“Aliens in a Spaceship” is so good that it makes this job easy. Do you need an explanation for why we ranked this episode first? Not if you’ve seen it. The critical consensus always seems to land on this hour of Bones for a reason: It’s a tight tribute to the characters’ strengths, which are also the strengths of the show. Brennan and Hodgins are resourceful, two intellectual equals with no pride between them. (“Tell me something I don’t know.”) Zack knows science; Angela knows Hodgins. Cam leads. Booth is the muscle, heart included. No one gives up, and everyone knows that no one’s giving up. It all comes down to faith, baby.
And Booth running down that hill.
Maybe it’s counterintuitive on a list like this to praise an episode for the way it bleeds into other episodes, especially an hour as contained as this one, and especially on a procedural. But this episode ripples through the show to just the right degree: It isn’t melodramatic, but the trauma lingers. For Angela and Hodgins, it’s how they got together. And behind every scene Hodgins shares with Brennan is the moment when he offers his hand, meeting her on her level, and she wraps him in a hug because she’s so far past hiding how deeply she feels. I’m not sure she’s ever able to hide from him again. Hodgins is the one who knew, even then, that Brennan had someone to write to. He might have even known before she did that she was writing her wedding vows. —Kelly
episode gifs via drtemperancebrennans.tumblr.com
Brennan: I’m okay with you thanking God for saving me and Hodgins.
Booth: That’s not what I thanked Him for. I thanked Him for saving all of us. It was all of us. Every.
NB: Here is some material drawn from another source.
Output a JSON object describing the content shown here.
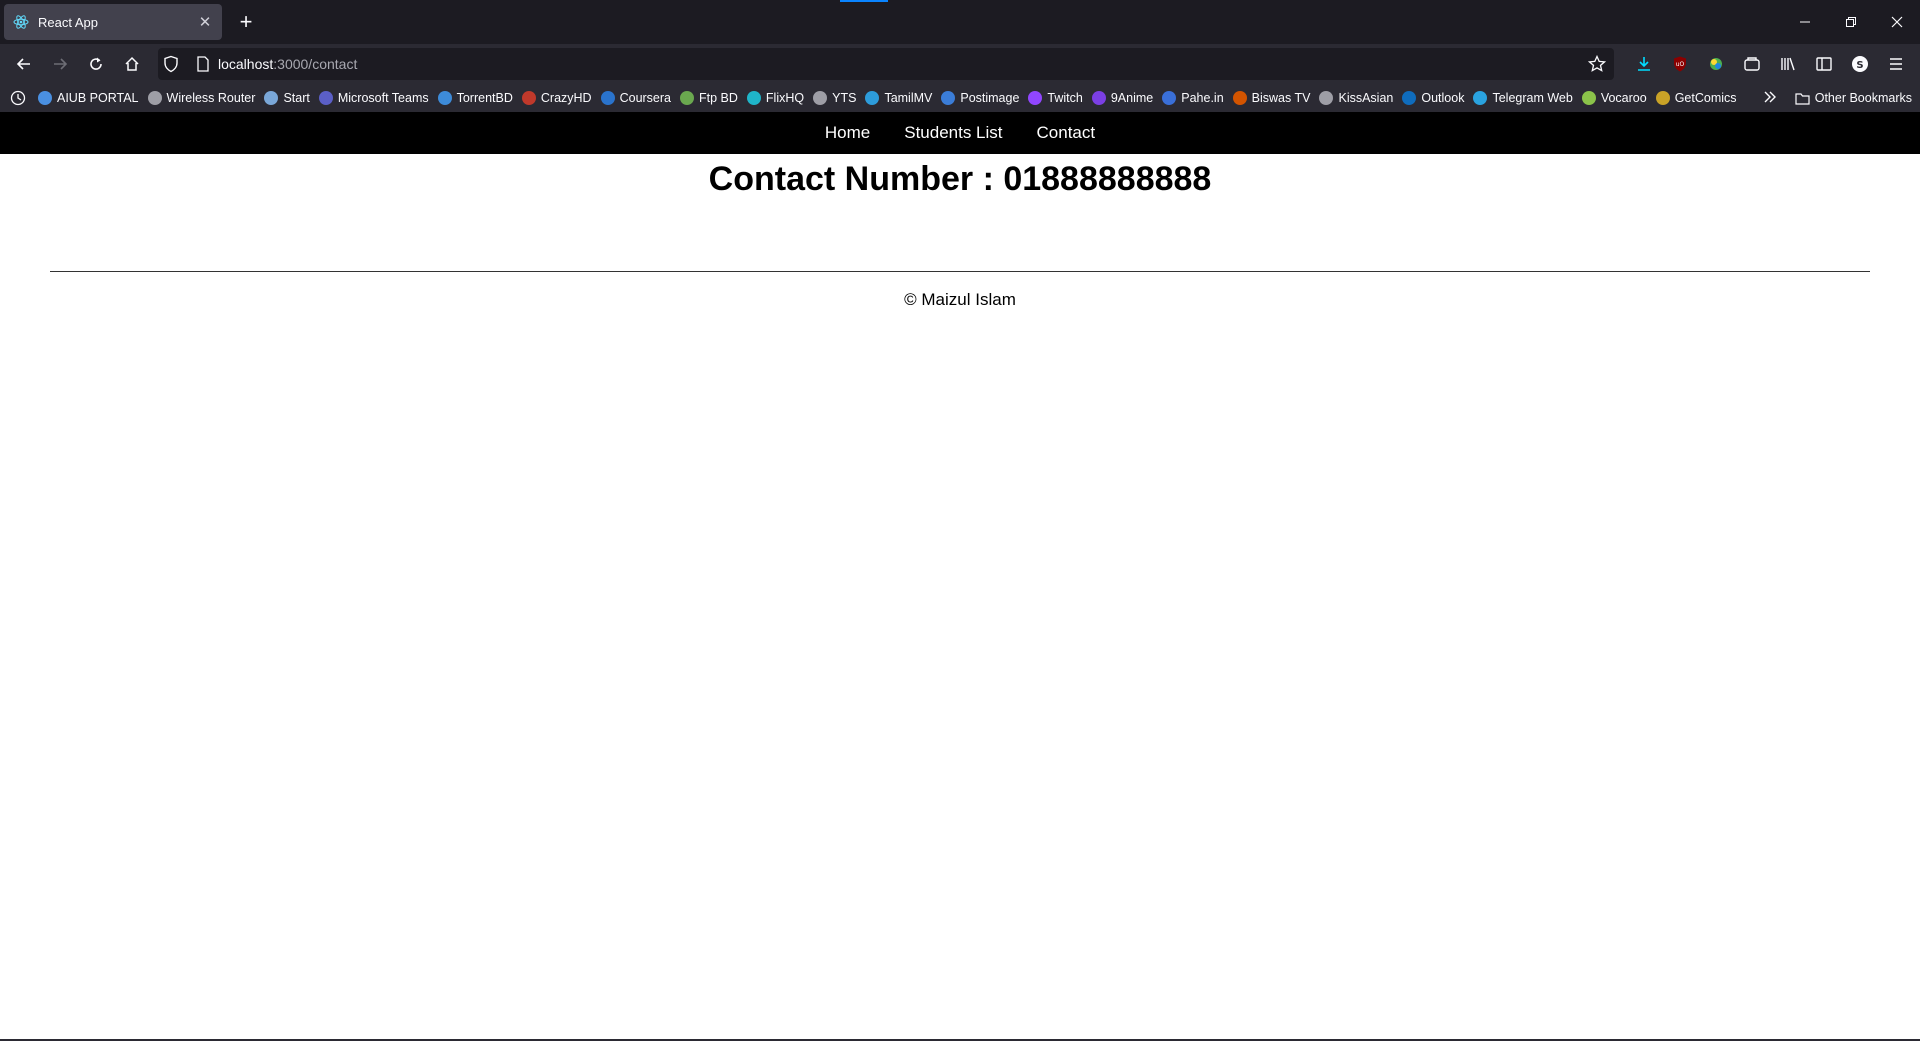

Single. One. You take one of us away, and you and Hodgins are in that hole forever. And I’m thankful for that.
It’s finale time, folks. Thank you SO MUCH for joining us for Bones Week, it’s been a blast celebrating this special show. Leave your thoughts on our top 10 episodes in the comments!
PS As you can see through both of these posts that we got 90% of our gifs from the drtemperancebrennans Tumblr. Anisha, we don’t know you. But your tagging system was an invaluable asset to these posts and I’m SO grateful your blog exists. EVERYONE FOLLOW HER. –Kim